In Ibadan, 1853, a worshipper got quite exited, waving a sword and declaring: “Ifa is God, no other word shall be heard”.

 

In 1858 at Otta an olorisha states that Ifa is an Orisha, and in 1868 a babalawo says that there is no enmity between Ifa and Olorun, which implies that he too considered Ifa a deity because, if it were only a “system”, the above statement wouldn’t make sense.

 

In 1878 in Adeagba (Egbado) an olorisha verbally kicks the butt of a missionary stating that “we olorisha worship Olorun through Ifa”… without any mention of Orunmila.

 

Around the same time, in Lagos a babalawo states that Ifa is the god of his fathers and therefor he worships him.

 

In Leke in 1878 there’s finally a reference to Orunmila… but not as a separate Orisha but as a praise name for Ifa. An Ifa priest by the name of Agogo states that Ifa is the mediator between God and men because of the name Orunmila… implying that it’s a praise name or complementary title of Ifa.

 

Beju, 1879: some olorisha state that their town has been built by Ifa and the people will be directed by Ifa. The second mention of Ifa could certainly refer to the system, but the first one clearly indicates a deity.

 

Ondo, 1877: the king and his chiefs confirm their adherence to the worship of Ifa and their other Imole.

 

In Lagos, somewhere during the second half of the 19th century, a babalawo was recorded saying that the sixteen palm nuts were not the object of worship, but “mere representatives” – the true Ifa was a Spirit.

 
So… to me “Orunmila” is a praise name for the Orisha/Spirit of Ifa, a praise name which may have derived from a possibly mythological, possibly historical, possible both, character or individual that we see surface in many Ifa texts as a CLIENT of Ifa.
 
In the vast collection of Ifa texts I have, there are many incidences of a person named Orunmila who goes for divination to Ifa, which seems to indicate that Ifa and Orunmila have separate existences of their own. In other words: in the texts that probably are very old, they are thought of as DIFFERENT characters.
 
Again, only in the second half of the 19th century does one encounter the first mention of Orunmila being a praise name of Ifa, indicating that the two are beginning to be thought of as “the same”.

For me, not being in the Yoruba system, Orunmila does not have the same importance as he has for those who are in that system. In fact I think there’s good reason to believe that “Orunmila” is simply the Yoruba pronunciation of the Arabic “Ar Raml” (sand cutting) which, although a different system, is as much Ifa as is the Yoruba system.

So… what’s the final verdict on being Independent?
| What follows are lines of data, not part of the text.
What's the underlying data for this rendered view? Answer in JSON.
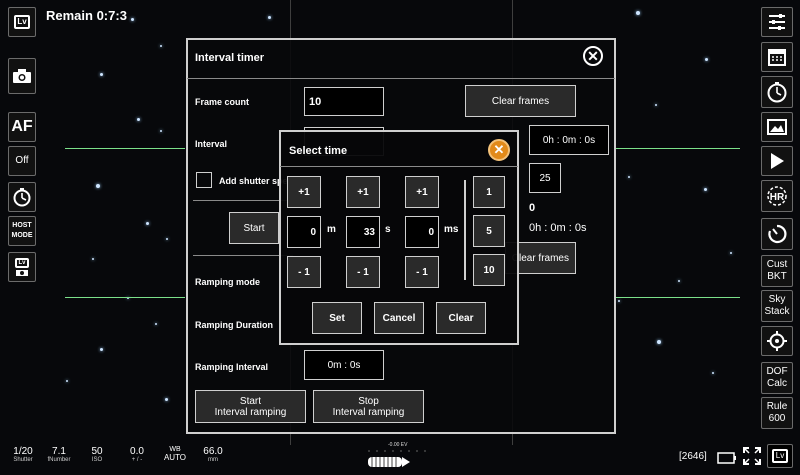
{
  "status": {
    "remain": "Remain 0:7:3",
    "frame_count_badge": "[2646]"
  },
  "left_toolbar": {
    "lv_label": "Lv",
    "af_label": "AF",
    "off_label": "Off",
    "host_mode_label": "HOST\nMODE",
    "lv_small_label": "Lv"
  },
  "right_toolbar": {
    "cust_bkt": "Cust\nBKT",
    "sky_stack": "Sky\nStack",
    "dof_calc": "DOF\nCalc",
    "rule_600": "Rule\n600",
    "lv_label": "Lv"
  },
  "interval_timer": {
    "title": "Interval timer",
    "frame_count_label": "Frame count",
    "frame_count_value": "10",
    "clear_frames": "Clear frames",
    "interval_label": "Interval",
    "interval_value": "0h : 0m : 0s",
    "add_shutter_label": "Add shutter speed",
    "extra_value": "25",
    "zero_value": "0",
    "total_time": "0h : 0m : 0s",
    "start_label": "Start",
    "clear_frames_2": "Clear frames",
    "ramping_mode_label": "Ramping mode",
    "ramping_duration_label": "Ramping Duration",
    "ramping_interval_label": "Ramping Interval",
    "ramping_interval_value": "0m : 0s",
    "start_ramping": "Start\nInterval ramping",
    "stop_ramping": "Stop\nInterval ramping"
  },
  "select_time": {
    "title": "Select time",
    "plus_label": "+1",
    "minus_label": "- 1",
    "minutes_value": "0",
    "minutes_unit": "m",
    "seconds_value": "33",
    "seconds_unit": "s",
    "ms_value": "0",
    "ms_unit": "ms",
    "step_1": "1",
    "step_5": "5",
    "step_10": "10",
    "set_label": "Set",
    "cancel_label": "Cancel",
    "clear_label": "Clear"
  },
  "bottom_bar": {
    "shutter_value": "1/20",
    "shutter_key": "Shutter",
    "fnumber_value": "7.1",
    "fnumber_key": "fNumber",
    "iso_value": "50",
    "iso_key": "ISO",
    "ev_value": "0.0",
    "ev_key": "+ / -",
    "wb_key": "WB",
    "wb_value": "AUTO",
    "focal_value": "66.0",
    "focal_key": "mm",
    "exposure_readout": "-0.00 EV"
  }
}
The Independent Ifa practitioner studies wherever he can, practices whenever he can, and lets Ifa talk and teach to him through the increasingly sophisticated way the student learns to handle the paraphernalia. He/she is not opposed to the Orunmila system as practiced by the Yorubas and their spiritual descendants in the Diaslopara but… he is most certainly not a part of it. It’s a different branch, with it’s own different rules.


Next Page »